Known as Gur-Dokhtar (the burial of Daughter) by the local people, the site was discovered in 1960 by Belgian archaeologist Louis Vandenberg, who believed the tomb belonged to Cyrus I.

In addition, a number of experts have said that Mandane, mother of Cyrus the Great, is buried at the site, but other scholars believe that the tomb belongs to Atossa, the daughter of Cyrus the Great and the wife and Queen of Darius the Great.

Built of 24 pieces of stone, the structure is very similar in architecture to the mausoleum of Cyrus the Great at Pasargadae in Fars Province. However, it is several times smaller than the Cyrus the Great mausoleum. The tomb is 4.5 meters in height and contains a small pool.

A team of Iranian experts led by Hassan Rahsaz conducted a series of restoration efforts on the structure in early 2000’s.

via Illegal Construction Threatening The Achaemenid Tomb in Bushehr | CAIS-SOAS.

Recent Thessaloniki Finds

I forgot they were building a new metro in Thessaloniki … I guess that explains why there seem to be so many antiquities smuggling cases there of late.  Anyhoo … from the ANA:

A large early Christian Basilica (1st to early 4th century AD) and an important late Byzantine period (1204-1430) building were unearthed at a same number of Thessaloniki metro construction sites over the recent period.

Part of a three-aisled, 50-metre-long basilica was unearthed during earthworks for the construction of the Sintrivani station and according to archaeologists it belongs to a cemetery.

An important building with centuries-long but undetermined use was discovered during construction works for the Venizelos station. The building was used from the late Byzantine Period until the 18th century and comprised two underground spaces accessed through a hatch. A coin dated back to the time of late Byzantine Emperor Ioannis V Paleologus (1332-1391) found inside the building is indicative of the period during which it was constructed. Its use during the Ottoman period can be associated with nearby Ottoman monuments of Bezesten and Hamza Bei Tzami (Alkazar).

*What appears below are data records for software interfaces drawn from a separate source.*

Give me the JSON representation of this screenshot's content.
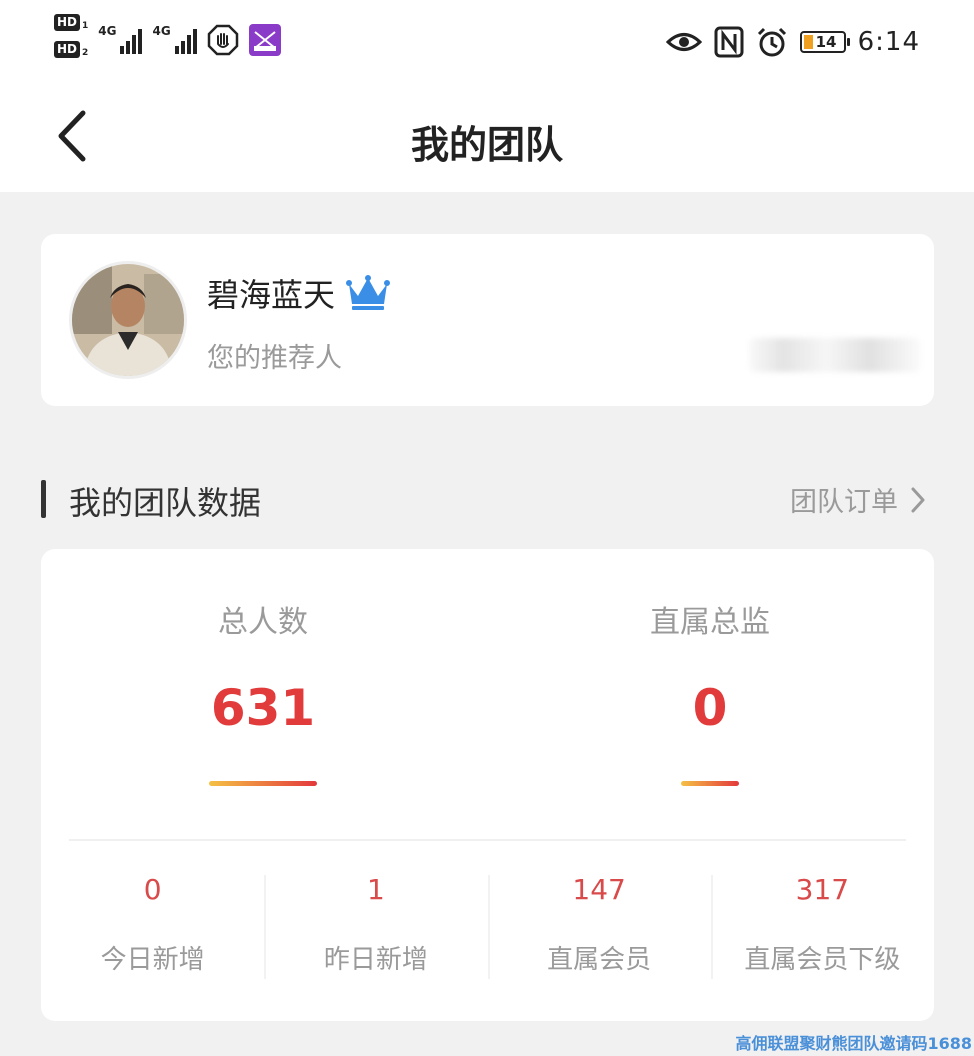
{
  "status_bar": {
    "sim1": {
      "badge": "HD",
      "slot": "1",
      "network": "4G"
    },
    "sim2": {
      "badge": "HD",
      "slot": "2",
      "network": "4G"
    },
    "left_icons": [
      "hand-icon",
      "app-badge-icon"
    ],
    "right_icons": [
      "eye-icon",
      "nfc-icon",
      "alarm-icon"
    ],
    "battery": "14",
    "time": "6:14",
    "battery_color": "#f0a020"
  },
  "nav": {
    "title": "我的团队",
    "back_icon": "chevron-left-icon"
  },
  "profile": {
    "name": "碧海蓝天",
    "crown_icon": "crown-icon",
    "crown_color": "#3a8ee6",
    "referrer_label": "您的推荐人",
    "referrer_value": "",
    "avatar": "avatar"
  },
  "section": {
    "title": "我的团队数据",
    "link": "团队订单",
    "link_icon": "chevron-right-icon"
  },
  "stats": {
    "primary": [
      {
        "label": "总人数",
        "value": "631"
      },
      {
        "label": "直属总监",
        "value": "0"
      }
    ],
    "secondary": [
      {
        "label": "今日新增",
        "value": "0"
      },
      {
        "label": "昨日新增",
        "value": "1"
      },
      {
        "label": "直属会员",
        "value": "147"
      },
      {
        "label": "直属会员下级",
        "value": "317"
      }
    ],
    "accent_color": "#e23b3b"
  },
  "watermark": "高佣联盟聚财熊团队邀请码1688"
}
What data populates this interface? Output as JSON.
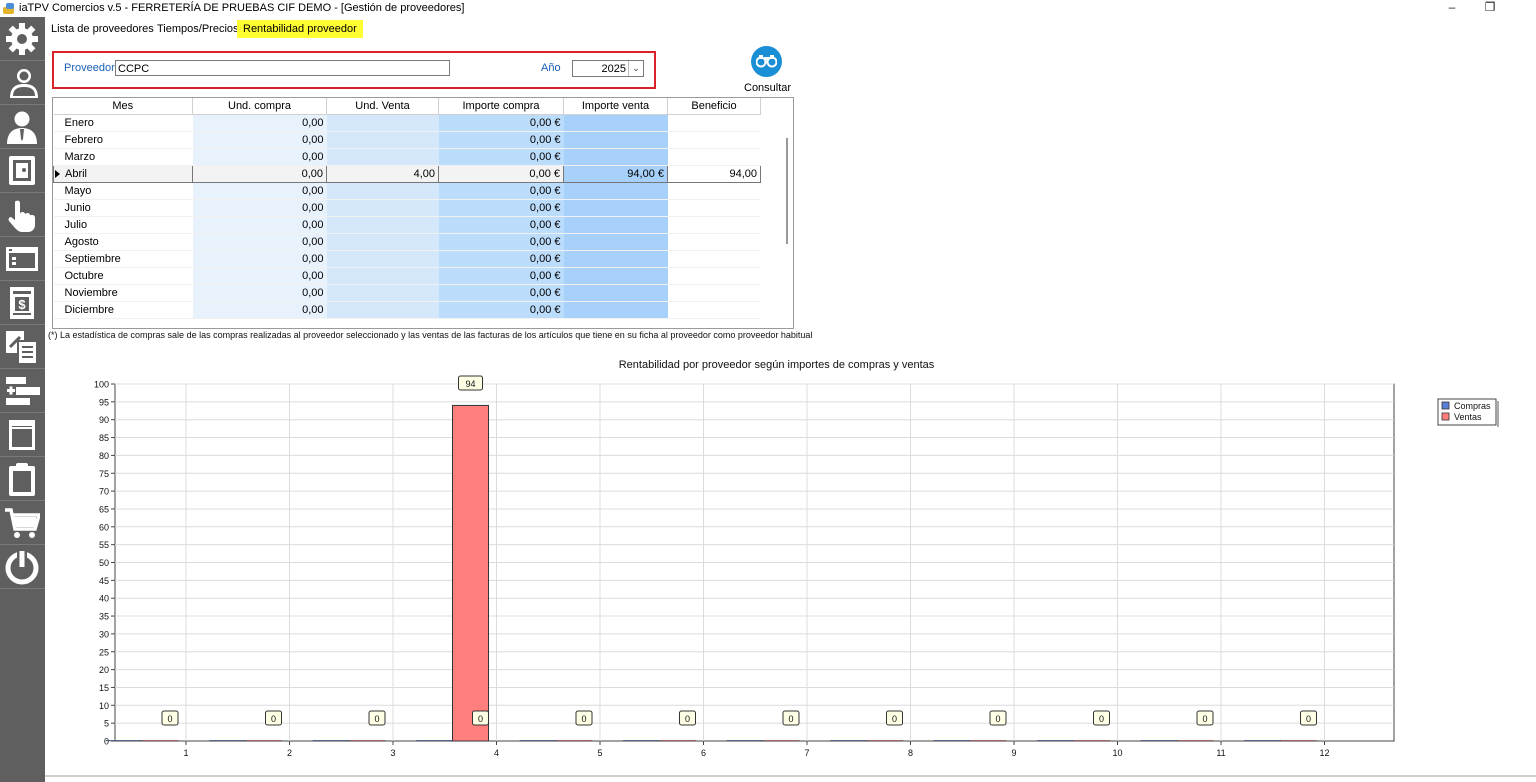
{
  "window": {
    "title": "iaTPV Comercios v.5 - FERRETERÍA DE PRUEBAS CIF DEMO - [Gestión de proveedores]",
    "minimize_glyph": "–",
    "restore_glyph": "❐"
  },
  "sidebar": {
    "items": [
      {
        "icon": "gear-icon"
      },
      {
        "icon": "users-icon"
      },
      {
        "icon": "person-icon"
      },
      {
        "icon": "safe-icon"
      },
      {
        "icon": "hand-pointer-icon"
      },
      {
        "icon": "window-icon"
      },
      {
        "icon": "invoice-icon"
      },
      {
        "icon": "documents-icon"
      },
      {
        "icon": "add-minus-icon"
      },
      {
        "icon": "panel-icon"
      },
      {
        "icon": "clipboard-icon"
      },
      {
        "icon": "cart-icon"
      },
      {
        "icon": "power-icon"
      }
    ]
  },
  "tabs": [
    {
      "label": "Lista de proveedores",
      "active": false
    },
    {
      "label": "Tiempos/Precios",
      "active": false
    },
    {
      "label": "Rentabilidad proveedor",
      "active": true
    }
  ],
  "filter": {
    "proveedor_label": "Proveedor",
    "proveedor_value": "CCPC",
    "anio_label": "Año",
    "anio_value": "2025"
  },
  "consultar_label": "Consultar",
  "grid": {
    "columns": [
      "Mes",
      "Und. compra",
      "Und. Venta",
      "Importe compra",
      "Importe venta",
      "Beneficio"
    ],
    "rows": [
      [
        "Enero",
        "0,00",
        "",
        "0,00 €",
        "",
        ""
      ],
      [
        "Febrero",
        "0,00",
        "",
        "0,00 €",
        "",
        ""
      ],
      [
        "Marzo",
        "0,00",
        "",
        "0,00 €",
        "",
        ""
      ],
      [
        "Abril",
        "0,00",
        "4,00",
        "0,00 €",
        "94,00 €",
        "94,00"
      ],
      [
        "Mayo",
        "0,00",
        "",
        "0,00 €",
        "",
        ""
      ],
      [
        "Junio",
        "0,00",
        "",
        "0,00 €",
        "",
        ""
      ],
      [
        "Julio",
        "0,00",
        "",
        "0,00 €",
        "",
        ""
      ],
      [
        "Agosto",
        "0,00",
        "",
        "0,00 €",
        "",
        ""
      ],
      [
        "Septiembre",
        "0,00",
        "",
        "0,00 €",
        "",
        ""
      ],
      [
        "Octubre",
        "0,00",
        "",
        "0,00 €",
        "",
        ""
      ],
      [
        "Noviembre",
        "0,00",
        "",
        "0,00 €",
        "",
        ""
      ],
      [
        "Diciembre",
        "0,00",
        "",
        "0,00 €",
        "",
        ""
      ]
    ],
    "selected_row": 3
  },
  "note": "(*) La estadística de compras sale de las compras realizadas al proveedor seleccionado y las ventas de las facturas de los artículos que tiene en su ficha al proveedor como proveedor habitual",
  "chart_data": {
    "type": "bar",
    "title": "Rentabilidad por proveedor según importes de compras y ventas",
    "categories": [
      "1",
      "2",
      "3",
      "4",
      "5",
      "6",
      "7",
      "8",
      "9",
      "10",
      "11",
      "12"
    ],
    "series": [
      {
        "name": "Compras",
        "values": [
          0,
          0,
          0,
          0,
          0,
          0,
          0,
          0,
          0,
          0,
          0,
          0
        ],
        "color": "#5b7fd6"
      },
      {
        "name": "Ventas",
        "values": [
          0,
          0,
          0,
          94,
          0,
          0,
          0,
          0,
          0,
          0,
          0,
          0
        ],
        "color": "#ff7f7f"
      }
    ],
    "data_labels": [
      "0",
      "0",
      "0",
      "0",
      "0",
      "0",
      "0",
      "0",
      "0",
      "0",
      "0",
      "0"
    ],
    "bar_label": "94",
    "ylim": [
      0,
      100
    ],
    "ytick_step": 5,
    "grid": true,
    "legend": "top-right"
  }
}
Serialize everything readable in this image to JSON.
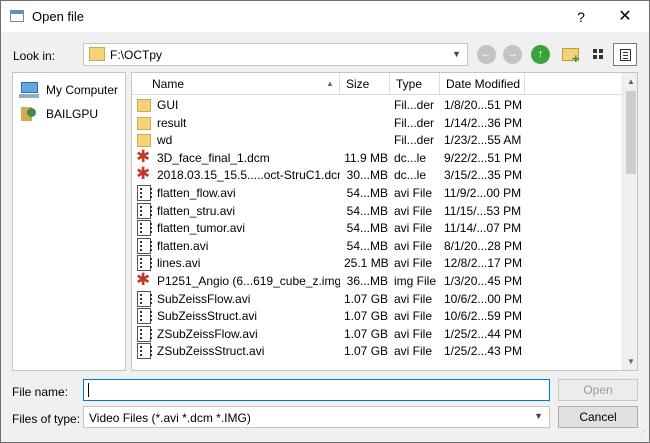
{
  "window": {
    "title": "Open file",
    "help_glyph": "?",
    "close_glyph": "✕"
  },
  "lookin": {
    "label": "Look in:",
    "value": "F:\\OCTpy"
  },
  "nav": {
    "back_glyph": "←",
    "forward_glyph": "→",
    "up_glyph": "↑"
  },
  "sidebar": {
    "items": [
      {
        "label": "My Computer",
        "icon": "computer-icon"
      },
      {
        "label": "BAILGPU",
        "icon": "user-icon"
      }
    ]
  },
  "columns": {
    "name": "Name",
    "size": "Size",
    "type": "Type",
    "date": "Date Modified"
  },
  "files": [
    {
      "icon": "folder",
      "name": "GUI",
      "size": "",
      "type": "Fil...der",
      "date": "1/8/20...51 PM"
    },
    {
      "icon": "folder",
      "name": "result",
      "size": "",
      "type": "Fil...der",
      "date": "1/14/2...36 PM"
    },
    {
      "icon": "folder",
      "name": "wd",
      "size": "",
      "type": "Fil...der",
      "date": "1/23/2...55 AM"
    },
    {
      "icon": "dicom",
      "name": "3D_face_final_1.dcm",
      "size": "11.9 MB",
      "type": "dc...le",
      "date": "9/22/2...51 PM"
    },
    {
      "icon": "dicom",
      "name": "2018.03.15_15.5.....oct-StruC1.dcm",
      "size": "30...MB",
      "type": "dc...le",
      "date": "3/15/2...35 PM"
    },
    {
      "icon": "film",
      "name": "flatten_flow.avi",
      "size": "54...MB",
      "type": "avi File",
      "date": "11/9/2...00 PM"
    },
    {
      "icon": "film",
      "name": "flatten_stru.avi",
      "size": "54...MB",
      "type": "avi File",
      "date": "11/15/...53 PM"
    },
    {
      "icon": "film",
      "name": "flatten_tumor.avi",
      "size": "54...MB",
      "type": "avi File",
      "date": "11/14/...07 PM"
    },
    {
      "icon": "film",
      "name": "flatten.avi",
      "size": "54...MB",
      "type": "avi File",
      "date": "8/1/20...28 PM"
    },
    {
      "icon": "film",
      "name": "lines.avi",
      "size": "25.1 MB",
      "type": "avi File",
      "date": "12/8/2...17 PM"
    },
    {
      "icon": "dicom",
      "name": "P1251_Angio (6...619_cube_z.img",
      "size": "36...MB",
      "type": "img File",
      "date": "1/3/20...45 PM"
    },
    {
      "icon": "film",
      "name": "SubZeissFlow.avi",
      "size": "1.07 GB",
      "type": "avi File",
      "date": "10/6/2...00 PM"
    },
    {
      "icon": "film",
      "name": "SubZeissStruct.avi",
      "size": "1.07 GB",
      "type": "avi File",
      "date": "10/6/2...59 PM"
    },
    {
      "icon": "film",
      "name": "ZSubZeissFlow.avi",
      "size": "1.07 GB",
      "type": "avi File",
      "date": "1/25/2...44 PM"
    },
    {
      "icon": "film",
      "name": "ZSubZeissStruct.avi",
      "size": "1.07 GB",
      "type": "avi File",
      "date": "1/25/2...43 PM"
    }
  ],
  "filename": {
    "label": "File name:",
    "value": ""
  },
  "filetype": {
    "label": "Files of type:",
    "value": "Video Files (*.avi *.dcm *.IMG)"
  },
  "buttons": {
    "open": "Open",
    "cancel": "Cancel"
  },
  "colors": {
    "accent": "#0078d7",
    "up_arrow": "#3aa33a",
    "folder": "#f3d27a",
    "dicom": "#c0392b"
  }
}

The 9th ephorate of Byzantine antiquities, responsible for the excavations, has proceeded with the creation of an electronic database to record and process the movable findings discovered during the Thessaloniki Metro construction works. More than 12,000 findings have been recorded so far.

An e-book with all the findings unearthed will be published as soon as excavations are completed.

Meanwhile, 15 tombs, dating to the Hellenistic and late Roman Period, were unearthed at the New Railway Station construction site; 35 tombs were found in Sintrivani Station and 17 Roman-era tombs were found at the Fleming station site. A building of undetermined use was discovered during works for construction of the Panepistimio station.

via Thessaloniki metro works reveal archaeological finds | ANA.